**Task goal**
Return the entries in full, exactly as they were written.

Entries from a dataset of interfaces:
------------------------------

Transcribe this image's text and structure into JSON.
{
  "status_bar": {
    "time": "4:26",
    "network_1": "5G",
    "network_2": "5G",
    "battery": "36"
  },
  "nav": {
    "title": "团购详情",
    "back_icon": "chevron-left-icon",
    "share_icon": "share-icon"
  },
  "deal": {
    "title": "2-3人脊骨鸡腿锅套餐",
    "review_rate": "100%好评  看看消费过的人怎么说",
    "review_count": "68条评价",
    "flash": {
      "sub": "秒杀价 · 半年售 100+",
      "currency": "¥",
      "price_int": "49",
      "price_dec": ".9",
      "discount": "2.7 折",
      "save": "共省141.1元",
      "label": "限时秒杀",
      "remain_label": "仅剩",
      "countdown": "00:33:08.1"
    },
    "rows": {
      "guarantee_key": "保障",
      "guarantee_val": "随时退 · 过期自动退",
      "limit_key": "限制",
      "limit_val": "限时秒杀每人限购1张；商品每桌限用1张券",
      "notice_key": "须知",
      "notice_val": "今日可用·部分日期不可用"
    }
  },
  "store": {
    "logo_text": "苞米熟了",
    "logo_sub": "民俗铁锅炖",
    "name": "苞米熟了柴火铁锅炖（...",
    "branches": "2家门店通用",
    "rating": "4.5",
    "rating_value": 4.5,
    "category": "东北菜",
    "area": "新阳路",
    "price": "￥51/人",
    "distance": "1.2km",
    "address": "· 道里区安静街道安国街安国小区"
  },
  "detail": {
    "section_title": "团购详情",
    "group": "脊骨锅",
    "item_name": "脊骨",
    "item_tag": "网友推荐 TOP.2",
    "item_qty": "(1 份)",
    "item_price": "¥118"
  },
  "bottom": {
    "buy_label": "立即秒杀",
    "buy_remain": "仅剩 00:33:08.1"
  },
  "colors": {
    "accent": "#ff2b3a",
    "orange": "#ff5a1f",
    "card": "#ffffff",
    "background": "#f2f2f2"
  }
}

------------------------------

**Output of the exercise**
Transcribe this image's text and structure into JSON.
{
  "status_bar": {
    "time": "4:26",
    "network_1": "5G",
    "network_2": "5G",
    "battery": "36"
  },
  "nav": {
    "title": "团购详情",
    "back_icon": "chevron-left-icon",
    "share_icon": "share-icon"
  },
  "deal": {
    "title": "2-3人脊骨鸡腿锅套餐",
    "review_rate": "100%好评  看看消费过的人怎么说",
    "review_count": "68条评价",
    "flash": {
      "sub": "秒杀价 · 半年售 100+",
      "currency": "¥",
      "price_int": "49",
      "price_dec": ".9",
      "discount": "2.7 折",
      "save": "共省141.1元",
      "label": "限时秒杀",
      "remain_label": "仅剩",
      "countdown": "00:33:08.1"
    },
    "rows": {
      "guarantee_key": "保障",
      "guarantee_val": "随时退 · 过期自动退",
      "limit_key": "限制",
      "limit_val": "限时秒杀每人限购1张；商品每桌限用1张券",
      "notice_key": "须知",
      "notice_val": "今日可用·部分日期不可用"
    }
  },
  "store": {
    "logo_text": "苞米熟了",
    "logo_sub": "民俗铁锅炖",
    "name": "苞米熟了柴火铁锅炖（...",
    "branches": "2家门店通用",
    "rating": "4.5",
    "rating_value": 4.5,
    "category": "东北菜",
    "area": "新阳路",
    "price": "￥51/人",
    "distance": "1.2km",
    "address": "· 道里区安静街道安国街安国小区"
  },
  "detail": {
    "section_title": "团购详情",
    "group": "脊骨锅",
    "item_name": "脊骨",
    "item_tag": "网友推荐 TOP.2",
    "item_qty": "(1 份)",
    "item_price": "¥118"
  },
  "bottom": {
    "buy_label": "立即秒杀",
    "buy_remain": "仅剩 00:33:08.1"
  },
  "colors": {
    "accent": "#ff2b3a",
    "orange": "#ff5a1f",
    "card": "#ffffff",
    "background": "#f2f2f2"
  }
}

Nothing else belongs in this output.